     cap_spapr_tce = kvm_check_extension(s, KVM_CAP_SPAPR_TCE);
+    cap_spapr_multitce = kvm_check_extension(s, KVM_CAP_SPAPR_MULTITCE);
     cap_one_reg = kvm_check_extension(s, KVM_CAP_ONE_REG);
     cap_hior = kvm_check_extension(s, KVM_CAP_PPC_HIOR);
     cap_epr = kvm_check_extension(s, KVM_CAP_PPC_EPR);
@@ -1603,6 +1605,11 @@  uint64_t kvmppc_rma_size(uint64_t current_size, unsigned int hash_shift)
 }
 #endif
 
+bool kvmppc_spapr_use_multitce(void)
+{
+    return !kvm_enabled() || cap_spapr_multitce;
+}
+
 void *kvmppc_create_spapr_tce(uint32_t liobn, uint32_t window_size, int *pfd)
 {
     struct kvm_create_spapr_tce args = {
diff --git a/target-ppc/kvm_ppc.h b/target-ppc/kvm_ppc.h
index 12564ef..a2a903f 100644
--- a/target-ppc/kvm_ppc.h
+++ b/target-ppc/kvm_ppc.h
@@ -31,6 +31,7 @@  int kvmppc_set_tcr(PowerPCCPU *cpu);
 int kvmppc_booke_watchdog_enable(PowerPCCPU *cpu);
 #ifndef CONFIG_USER_ONLY
 off_t kvmppc_alloc_rma(const char *name, MemoryRegion *sysmem);
+bool kvmppc_spapr_use_multitce(void);
 void *kvmppc_create_spapr_tce(uint32_t liobn, uint32_t window_size, int *pfd);
 int kvmppc_remove_spapr_tce(void *table, int pfd, uint32_t window_size);
 int kvmppc_reset_htab(int shift_hint);
@@ -125,6 +126,12 @@  static inline off_t kvmppc_alloc_rma(const char *name, MemoryRegion *sysmem)
     return 0;
 }
 
+static inline bool kvmppc_spapr_use_multitce(void)
+{
+    /* No KVM, so always use the qemu multitce implementations */
+    return true;
+}
+

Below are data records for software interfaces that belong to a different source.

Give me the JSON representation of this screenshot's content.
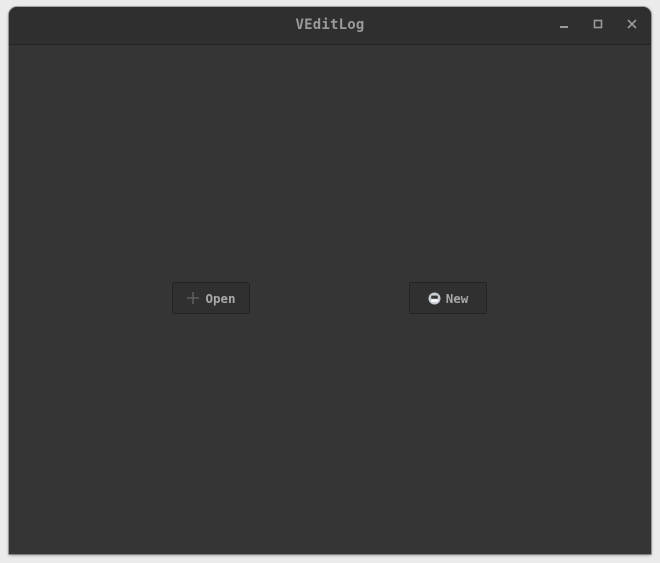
{
  "window": {
    "title": "VEditLog",
    "controls": {
      "minimize_icon": "minimize-icon",
      "maximize_icon": "maximize-icon",
      "close_icon": "close-icon"
    }
  },
  "main": {
    "buttons": {
      "open": {
        "label": "Open",
        "icon": "plus-icon"
      },
      "new": {
        "label": "New",
        "icon": "save-icon"
      }
    }
  },
  "colors": {
    "window_bg": "#353535",
    "titlebar_bg": "#2f2f2f",
    "button_bg": "#303030",
    "text": "#a8a8a8"
  }
}
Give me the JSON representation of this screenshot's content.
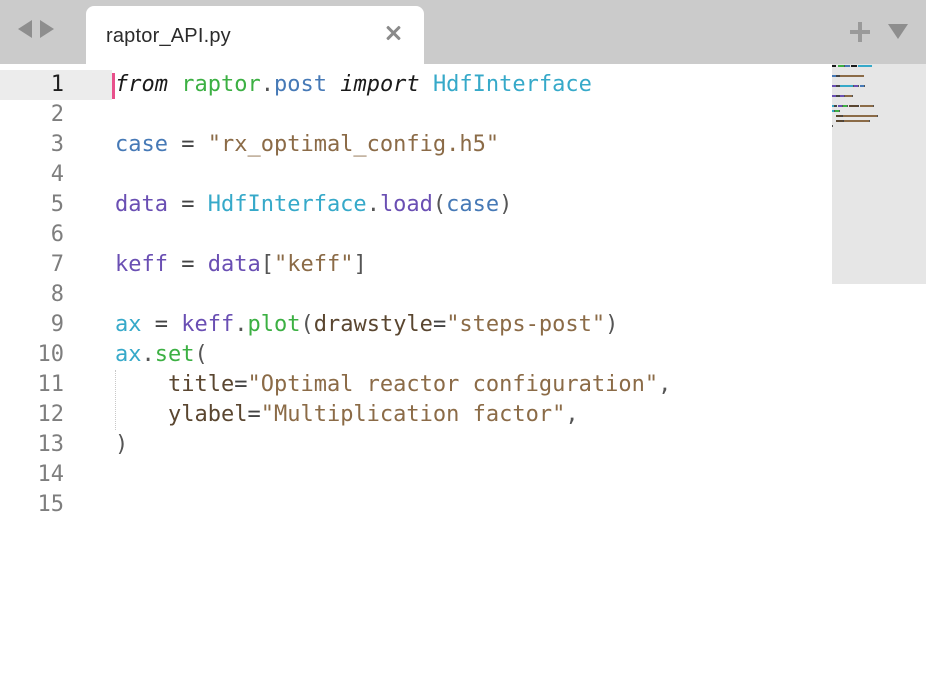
{
  "tab": {
    "title": "raptor_API.py"
  },
  "editor": {
    "current_line": 1,
    "line_numbers": [
      "1",
      "2",
      "3",
      "4",
      "5",
      "6",
      "7",
      "8",
      "9",
      "10",
      "11",
      "12",
      "13",
      "14",
      "15"
    ],
    "code": [
      [
        {
          "t": "from",
          "c": "kw"
        },
        {
          "t": " ",
          "c": "op"
        },
        {
          "t": "raptor",
          "c": "mod"
        },
        {
          "t": ".",
          "c": "punc"
        },
        {
          "t": "post",
          "c": "var"
        },
        {
          "t": " ",
          "c": "op"
        },
        {
          "t": "import",
          "c": "kw"
        },
        {
          "t": " ",
          "c": "op"
        },
        {
          "t": "HdfInterface",
          "c": "cls"
        }
      ],
      [],
      [
        {
          "t": "case",
          "c": "var"
        },
        {
          "t": " = ",
          "c": "op"
        },
        {
          "t": "\"rx_optimal_config.h5\"",
          "c": "str"
        }
      ],
      [],
      [
        {
          "t": "data",
          "c": "attr"
        },
        {
          "t": " = ",
          "c": "op"
        },
        {
          "t": "HdfInterface",
          "c": "cls"
        },
        {
          "t": ".",
          "c": "punc"
        },
        {
          "t": "load",
          "c": "attr"
        },
        {
          "t": "(",
          "c": "punc"
        },
        {
          "t": "case",
          "c": "var"
        },
        {
          "t": ")",
          "c": "punc"
        }
      ],
      [],
      [
        {
          "t": "keff",
          "c": "attr"
        },
        {
          "t": " = ",
          "c": "op"
        },
        {
          "t": "data",
          "c": "attr"
        },
        {
          "t": "[",
          "c": "punc"
        },
        {
          "t": "\"keff\"",
          "c": "str"
        },
        {
          "t": "]",
          "c": "punc"
        }
      ],
      [],
      [
        {
          "t": "ax",
          "c": "cls"
        },
        {
          "t": " = ",
          "c": "op"
        },
        {
          "t": "keff",
          "c": "attr"
        },
        {
          "t": ".",
          "c": "punc"
        },
        {
          "t": "plot",
          "c": "meth"
        },
        {
          "t": "(",
          "c": "punc"
        },
        {
          "t": "drawstyle",
          "c": "param"
        },
        {
          "t": "=",
          "c": "op"
        },
        {
          "t": "\"steps-post\"",
          "c": "str"
        },
        {
          "t": ")",
          "c": "punc"
        }
      ],
      [
        {
          "t": "ax",
          "c": "cls"
        },
        {
          "t": ".",
          "c": "punc"
        },
        {
          "t": "set",
          "c": "meth"
        },
        {
          "t": "(",
          "c": "punc"
        }
      ],
      [
        {
          "t": "    ",
          "c": "op"
        },
        {
          "t": "title",
          "c": "param"
        },
        {
          "t": "=",
          "c": "op"
        },
        {
          "t": "\"Optimal reactor configuration\"",
          "c": "str"
        },
        {
          "t": ",",
          "c": "punc"
        }
      ],
      [
        {
          "t": "    ",
          "c": "op"
        },
        {
          "t": "ylabel",
          "c": "param"
        },
        {
          "t": "=",
          "c": "op"
        },
        {
          "t": "\"Multiplication factor\"",
          "c": "str"
        },
        {
          "t": ",",
          "c": "punc"
        }
      ],
      [
        {
          "t": ")",
          "c": "punc"
        }
      ],
      [],
      []
    ]
  },
  "colors": {
    "caret": "#e8508b",
    "tabbar": "#cbcbcb",
    "minimap": "#e6e6e6"
  }
}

 static inline void *kvmppc_create_spapr_tce(uint32_t liobn,
                                             uint32_t window_size, int *fd)
 {